── Exercise materials ──

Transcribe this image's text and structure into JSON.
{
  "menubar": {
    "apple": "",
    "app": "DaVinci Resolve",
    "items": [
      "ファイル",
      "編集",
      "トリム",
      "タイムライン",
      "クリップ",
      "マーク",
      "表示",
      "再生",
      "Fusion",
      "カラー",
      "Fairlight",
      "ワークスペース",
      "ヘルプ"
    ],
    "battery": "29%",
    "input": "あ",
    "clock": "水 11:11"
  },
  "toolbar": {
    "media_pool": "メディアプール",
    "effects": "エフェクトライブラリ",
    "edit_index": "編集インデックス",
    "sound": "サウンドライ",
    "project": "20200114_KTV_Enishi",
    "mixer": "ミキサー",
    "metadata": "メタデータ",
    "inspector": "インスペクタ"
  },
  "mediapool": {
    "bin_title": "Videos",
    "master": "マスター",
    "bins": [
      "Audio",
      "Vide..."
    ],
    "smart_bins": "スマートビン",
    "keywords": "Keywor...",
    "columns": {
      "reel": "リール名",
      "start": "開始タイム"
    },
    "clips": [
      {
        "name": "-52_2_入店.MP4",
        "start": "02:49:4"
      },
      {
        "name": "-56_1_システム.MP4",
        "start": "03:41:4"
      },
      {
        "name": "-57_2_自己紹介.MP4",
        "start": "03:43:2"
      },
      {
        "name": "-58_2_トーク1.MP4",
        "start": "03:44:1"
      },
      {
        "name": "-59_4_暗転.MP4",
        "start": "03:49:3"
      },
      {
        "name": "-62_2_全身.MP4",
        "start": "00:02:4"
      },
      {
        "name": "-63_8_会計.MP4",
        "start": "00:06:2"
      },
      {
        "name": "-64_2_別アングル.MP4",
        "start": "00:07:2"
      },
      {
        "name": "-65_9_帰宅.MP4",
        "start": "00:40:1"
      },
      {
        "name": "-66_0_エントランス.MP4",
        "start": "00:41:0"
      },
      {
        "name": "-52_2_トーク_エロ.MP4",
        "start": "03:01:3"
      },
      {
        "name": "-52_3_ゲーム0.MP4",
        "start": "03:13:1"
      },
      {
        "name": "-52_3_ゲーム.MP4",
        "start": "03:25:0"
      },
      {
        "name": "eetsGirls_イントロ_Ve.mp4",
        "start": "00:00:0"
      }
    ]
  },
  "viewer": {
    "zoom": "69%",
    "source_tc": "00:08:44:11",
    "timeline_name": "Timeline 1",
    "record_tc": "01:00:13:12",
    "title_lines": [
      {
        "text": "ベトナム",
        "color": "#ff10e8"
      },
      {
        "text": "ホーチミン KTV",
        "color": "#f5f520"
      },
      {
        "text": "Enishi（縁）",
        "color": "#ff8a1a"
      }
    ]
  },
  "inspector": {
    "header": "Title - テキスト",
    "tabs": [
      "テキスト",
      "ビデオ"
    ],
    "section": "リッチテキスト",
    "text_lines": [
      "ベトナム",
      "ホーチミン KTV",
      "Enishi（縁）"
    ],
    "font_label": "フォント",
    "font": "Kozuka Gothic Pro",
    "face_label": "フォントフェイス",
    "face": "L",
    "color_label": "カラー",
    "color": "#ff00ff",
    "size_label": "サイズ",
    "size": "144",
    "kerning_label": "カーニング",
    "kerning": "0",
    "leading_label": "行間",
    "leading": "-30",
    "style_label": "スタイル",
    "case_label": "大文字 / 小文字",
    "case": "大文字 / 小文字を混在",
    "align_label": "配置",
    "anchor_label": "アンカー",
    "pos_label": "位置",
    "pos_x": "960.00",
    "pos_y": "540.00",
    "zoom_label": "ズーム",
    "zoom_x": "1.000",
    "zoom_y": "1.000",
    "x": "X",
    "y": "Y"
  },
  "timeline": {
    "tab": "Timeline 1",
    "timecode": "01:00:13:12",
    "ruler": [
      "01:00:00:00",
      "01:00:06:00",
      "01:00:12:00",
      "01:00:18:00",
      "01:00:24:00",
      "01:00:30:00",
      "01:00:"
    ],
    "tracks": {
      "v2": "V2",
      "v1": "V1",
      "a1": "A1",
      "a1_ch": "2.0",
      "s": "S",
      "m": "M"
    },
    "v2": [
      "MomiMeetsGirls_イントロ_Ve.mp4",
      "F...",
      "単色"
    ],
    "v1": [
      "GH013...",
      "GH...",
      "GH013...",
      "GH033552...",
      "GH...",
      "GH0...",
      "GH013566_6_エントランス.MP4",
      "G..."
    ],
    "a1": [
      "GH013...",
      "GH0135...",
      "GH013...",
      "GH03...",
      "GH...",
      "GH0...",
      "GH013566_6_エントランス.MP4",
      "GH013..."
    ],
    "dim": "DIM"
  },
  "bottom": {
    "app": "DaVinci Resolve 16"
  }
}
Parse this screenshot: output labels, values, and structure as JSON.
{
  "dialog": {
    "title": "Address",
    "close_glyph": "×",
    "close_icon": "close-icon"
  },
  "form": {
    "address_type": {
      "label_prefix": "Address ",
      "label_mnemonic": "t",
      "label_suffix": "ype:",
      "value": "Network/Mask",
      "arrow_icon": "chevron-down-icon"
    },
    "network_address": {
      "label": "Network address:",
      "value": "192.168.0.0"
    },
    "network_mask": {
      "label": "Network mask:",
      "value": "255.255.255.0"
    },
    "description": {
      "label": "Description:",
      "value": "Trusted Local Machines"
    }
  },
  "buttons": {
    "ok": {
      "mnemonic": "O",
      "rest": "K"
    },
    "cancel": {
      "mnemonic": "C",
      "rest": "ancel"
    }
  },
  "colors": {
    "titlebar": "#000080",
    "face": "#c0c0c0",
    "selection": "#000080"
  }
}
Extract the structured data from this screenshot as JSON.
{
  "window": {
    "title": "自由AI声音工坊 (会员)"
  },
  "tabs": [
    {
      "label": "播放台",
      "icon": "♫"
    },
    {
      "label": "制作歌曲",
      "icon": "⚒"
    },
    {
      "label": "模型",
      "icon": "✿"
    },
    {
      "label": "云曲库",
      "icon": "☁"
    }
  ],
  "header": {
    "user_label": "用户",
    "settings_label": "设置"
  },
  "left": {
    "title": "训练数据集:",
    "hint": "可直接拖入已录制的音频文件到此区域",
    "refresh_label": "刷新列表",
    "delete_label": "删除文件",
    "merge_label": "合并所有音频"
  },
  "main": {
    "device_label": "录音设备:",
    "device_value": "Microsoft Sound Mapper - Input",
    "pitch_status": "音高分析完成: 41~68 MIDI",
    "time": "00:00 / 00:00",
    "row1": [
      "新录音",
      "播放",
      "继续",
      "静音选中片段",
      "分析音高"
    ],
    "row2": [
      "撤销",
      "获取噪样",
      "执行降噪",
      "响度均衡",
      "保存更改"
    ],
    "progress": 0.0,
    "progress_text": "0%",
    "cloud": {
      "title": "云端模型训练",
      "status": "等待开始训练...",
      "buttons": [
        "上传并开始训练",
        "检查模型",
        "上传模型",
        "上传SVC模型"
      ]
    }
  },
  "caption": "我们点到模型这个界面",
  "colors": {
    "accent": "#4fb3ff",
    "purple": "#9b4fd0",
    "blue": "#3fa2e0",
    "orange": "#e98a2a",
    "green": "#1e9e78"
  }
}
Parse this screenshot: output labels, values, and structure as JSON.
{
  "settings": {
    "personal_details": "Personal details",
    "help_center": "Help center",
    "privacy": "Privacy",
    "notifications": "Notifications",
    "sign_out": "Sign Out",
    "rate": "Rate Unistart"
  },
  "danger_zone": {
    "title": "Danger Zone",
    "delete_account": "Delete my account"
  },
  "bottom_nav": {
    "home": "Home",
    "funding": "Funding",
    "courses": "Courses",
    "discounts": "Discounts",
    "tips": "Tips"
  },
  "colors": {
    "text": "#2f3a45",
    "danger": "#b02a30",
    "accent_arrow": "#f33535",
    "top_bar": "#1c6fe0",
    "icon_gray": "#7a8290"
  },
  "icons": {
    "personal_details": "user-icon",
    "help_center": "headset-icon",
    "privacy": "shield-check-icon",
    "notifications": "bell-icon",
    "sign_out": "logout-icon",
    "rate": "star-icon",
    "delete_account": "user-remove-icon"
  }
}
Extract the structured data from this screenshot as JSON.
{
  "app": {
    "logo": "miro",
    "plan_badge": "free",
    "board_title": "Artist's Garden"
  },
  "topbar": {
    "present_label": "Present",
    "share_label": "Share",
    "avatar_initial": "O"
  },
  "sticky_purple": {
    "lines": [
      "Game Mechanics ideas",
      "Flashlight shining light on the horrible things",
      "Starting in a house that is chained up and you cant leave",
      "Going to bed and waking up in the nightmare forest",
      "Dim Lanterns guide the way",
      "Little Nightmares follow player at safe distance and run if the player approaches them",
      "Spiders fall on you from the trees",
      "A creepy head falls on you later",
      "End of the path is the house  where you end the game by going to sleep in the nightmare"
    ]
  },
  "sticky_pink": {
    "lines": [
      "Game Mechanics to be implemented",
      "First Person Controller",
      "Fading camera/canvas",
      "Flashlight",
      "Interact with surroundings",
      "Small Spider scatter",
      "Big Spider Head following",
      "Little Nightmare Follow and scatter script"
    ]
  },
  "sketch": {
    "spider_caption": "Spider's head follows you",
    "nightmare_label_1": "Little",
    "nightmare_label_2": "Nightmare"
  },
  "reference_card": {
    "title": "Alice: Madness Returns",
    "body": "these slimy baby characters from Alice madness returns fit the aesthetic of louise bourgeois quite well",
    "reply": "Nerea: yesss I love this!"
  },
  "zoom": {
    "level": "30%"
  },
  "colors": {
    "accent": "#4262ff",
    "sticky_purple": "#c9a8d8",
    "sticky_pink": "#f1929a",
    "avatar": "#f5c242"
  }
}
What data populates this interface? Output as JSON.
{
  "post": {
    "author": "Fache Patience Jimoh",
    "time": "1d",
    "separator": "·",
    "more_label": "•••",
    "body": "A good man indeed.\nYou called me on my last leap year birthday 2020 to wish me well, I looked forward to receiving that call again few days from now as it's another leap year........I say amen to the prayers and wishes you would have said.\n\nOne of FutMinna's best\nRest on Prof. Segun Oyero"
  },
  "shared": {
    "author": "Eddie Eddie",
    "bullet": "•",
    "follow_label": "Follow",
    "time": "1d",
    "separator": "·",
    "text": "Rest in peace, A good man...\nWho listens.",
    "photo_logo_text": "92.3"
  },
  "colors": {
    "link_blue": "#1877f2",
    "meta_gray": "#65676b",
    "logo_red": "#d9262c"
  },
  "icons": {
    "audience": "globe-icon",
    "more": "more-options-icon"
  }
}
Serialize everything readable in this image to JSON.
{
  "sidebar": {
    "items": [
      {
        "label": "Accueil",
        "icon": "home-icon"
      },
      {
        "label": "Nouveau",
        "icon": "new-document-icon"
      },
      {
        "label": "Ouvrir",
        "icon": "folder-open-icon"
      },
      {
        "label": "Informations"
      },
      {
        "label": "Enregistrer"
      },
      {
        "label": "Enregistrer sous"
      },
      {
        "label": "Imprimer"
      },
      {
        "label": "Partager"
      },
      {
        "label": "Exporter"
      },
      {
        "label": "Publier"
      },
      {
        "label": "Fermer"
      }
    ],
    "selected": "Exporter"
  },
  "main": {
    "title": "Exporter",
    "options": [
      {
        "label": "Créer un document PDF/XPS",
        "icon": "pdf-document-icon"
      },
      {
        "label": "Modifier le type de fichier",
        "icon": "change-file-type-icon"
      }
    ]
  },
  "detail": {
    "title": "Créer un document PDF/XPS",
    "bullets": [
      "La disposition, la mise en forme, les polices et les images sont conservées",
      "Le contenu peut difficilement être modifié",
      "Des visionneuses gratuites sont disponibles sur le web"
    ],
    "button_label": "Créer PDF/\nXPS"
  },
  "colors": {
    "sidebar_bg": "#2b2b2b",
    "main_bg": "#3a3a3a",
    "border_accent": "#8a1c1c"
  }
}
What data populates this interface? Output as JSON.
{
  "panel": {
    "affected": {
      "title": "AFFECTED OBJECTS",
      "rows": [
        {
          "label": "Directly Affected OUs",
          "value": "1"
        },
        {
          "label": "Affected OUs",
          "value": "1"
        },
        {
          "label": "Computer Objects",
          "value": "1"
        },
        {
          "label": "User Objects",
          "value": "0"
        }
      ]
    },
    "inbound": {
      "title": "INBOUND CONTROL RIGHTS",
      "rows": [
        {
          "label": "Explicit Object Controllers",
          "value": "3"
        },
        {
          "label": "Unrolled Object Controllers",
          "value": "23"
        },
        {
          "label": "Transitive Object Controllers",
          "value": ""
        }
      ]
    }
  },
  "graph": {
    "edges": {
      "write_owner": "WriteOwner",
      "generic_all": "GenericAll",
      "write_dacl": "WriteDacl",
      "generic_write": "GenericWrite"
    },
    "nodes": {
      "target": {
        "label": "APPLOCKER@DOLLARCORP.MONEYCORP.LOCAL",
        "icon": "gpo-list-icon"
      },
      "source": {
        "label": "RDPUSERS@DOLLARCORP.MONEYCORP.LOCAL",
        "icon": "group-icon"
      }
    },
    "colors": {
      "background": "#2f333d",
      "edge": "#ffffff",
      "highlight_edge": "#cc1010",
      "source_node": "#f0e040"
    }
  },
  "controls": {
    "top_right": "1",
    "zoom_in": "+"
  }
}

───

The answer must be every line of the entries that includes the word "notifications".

    "notifications": "Notifications",
    "notifications": "bell-icon",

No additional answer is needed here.